The most difficult issue in applying either ASSF, EPB/PDO, or any two dimensional qualitative representation to a real robot reasoning system is the extension of the methods developed to three dimensions. The issues involved are too complex to discuss in any depth, but some ideas of initial directions to investigate include the following:

- Both generalised cones and boundary representation solid modelling techniques are based on two dimensional descriptions at a certain level. A boundary representation must include 2D faces as part of the boundary, and the generalised cone technique requires a method for describing two dimensional cross-sections.
- The majority of actions in a mechanical workspace involve simultaneous motion in no more than two dimensions. People also appear to have difficulty reasoning about motion in three independent dimensions, so limiting a robot reasoning system to two dimensions for actual motion planning may be an acceptable restriction if human-like performance is the goal. These two dimensions might be in either a cartesian or polar co-ordinate system, since simultaneous turning and linear motion in the case of screw operation is not a difficult reasoning problem for people.

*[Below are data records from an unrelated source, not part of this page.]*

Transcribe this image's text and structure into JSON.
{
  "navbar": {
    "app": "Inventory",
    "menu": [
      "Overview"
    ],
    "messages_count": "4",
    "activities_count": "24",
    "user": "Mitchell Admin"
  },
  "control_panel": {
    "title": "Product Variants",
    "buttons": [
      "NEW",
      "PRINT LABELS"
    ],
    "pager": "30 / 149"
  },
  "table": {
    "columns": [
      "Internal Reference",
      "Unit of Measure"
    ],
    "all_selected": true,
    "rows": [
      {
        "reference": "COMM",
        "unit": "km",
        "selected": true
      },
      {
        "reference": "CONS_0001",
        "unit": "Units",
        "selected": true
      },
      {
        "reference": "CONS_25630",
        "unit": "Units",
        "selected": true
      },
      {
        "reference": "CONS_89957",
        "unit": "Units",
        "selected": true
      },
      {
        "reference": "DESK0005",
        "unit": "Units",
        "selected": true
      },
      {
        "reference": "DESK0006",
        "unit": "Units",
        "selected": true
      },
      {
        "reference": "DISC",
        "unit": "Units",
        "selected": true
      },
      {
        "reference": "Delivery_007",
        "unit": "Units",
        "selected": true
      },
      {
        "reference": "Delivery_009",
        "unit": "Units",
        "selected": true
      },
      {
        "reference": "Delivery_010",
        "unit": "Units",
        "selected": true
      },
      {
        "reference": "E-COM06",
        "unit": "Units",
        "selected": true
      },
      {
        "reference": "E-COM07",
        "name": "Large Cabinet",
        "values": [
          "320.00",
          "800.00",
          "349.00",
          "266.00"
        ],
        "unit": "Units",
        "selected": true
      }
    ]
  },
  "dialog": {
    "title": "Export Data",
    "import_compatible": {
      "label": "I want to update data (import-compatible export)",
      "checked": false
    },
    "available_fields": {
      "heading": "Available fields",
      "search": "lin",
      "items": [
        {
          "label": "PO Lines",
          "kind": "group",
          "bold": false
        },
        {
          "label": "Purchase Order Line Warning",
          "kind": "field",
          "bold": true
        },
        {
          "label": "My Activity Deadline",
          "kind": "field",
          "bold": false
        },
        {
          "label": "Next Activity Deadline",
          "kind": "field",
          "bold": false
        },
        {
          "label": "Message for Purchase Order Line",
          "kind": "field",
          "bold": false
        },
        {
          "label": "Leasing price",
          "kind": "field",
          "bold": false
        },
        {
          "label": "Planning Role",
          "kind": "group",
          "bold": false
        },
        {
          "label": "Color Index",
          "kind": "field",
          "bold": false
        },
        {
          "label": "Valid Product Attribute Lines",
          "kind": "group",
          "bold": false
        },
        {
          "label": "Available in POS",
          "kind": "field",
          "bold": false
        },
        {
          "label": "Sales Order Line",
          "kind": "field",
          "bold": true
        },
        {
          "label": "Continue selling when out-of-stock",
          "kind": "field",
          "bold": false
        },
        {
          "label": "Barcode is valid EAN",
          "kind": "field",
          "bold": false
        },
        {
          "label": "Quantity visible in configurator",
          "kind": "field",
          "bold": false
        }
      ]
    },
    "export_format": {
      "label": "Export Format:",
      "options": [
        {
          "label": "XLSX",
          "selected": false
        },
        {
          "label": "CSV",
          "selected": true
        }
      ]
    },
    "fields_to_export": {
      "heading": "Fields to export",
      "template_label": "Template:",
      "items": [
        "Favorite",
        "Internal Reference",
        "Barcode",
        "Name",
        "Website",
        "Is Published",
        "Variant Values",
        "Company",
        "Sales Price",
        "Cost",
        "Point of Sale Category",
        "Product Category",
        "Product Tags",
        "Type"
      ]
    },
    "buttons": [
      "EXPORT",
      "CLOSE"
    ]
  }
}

- In two dimensions, there are only three types of possible contacts between object boundaries: junction-junction, segment-segment, and junction-segment. In three dimensions, there are six types of possible contact: plane-plane, plane-edge, plane-vertex, edge-edge, edge-vertex and vertex-vertex. This requires that planes be explicitly represented, and also that methods of expressing relative orientation and contact be more sophisticated. This would require a completely different approach to defining proximity (which must reflect potential contact).
- Wong and Fu describe a method for planning motion in three dimensions, operating in the space of a two-dimensional orthogonal projection [WF86].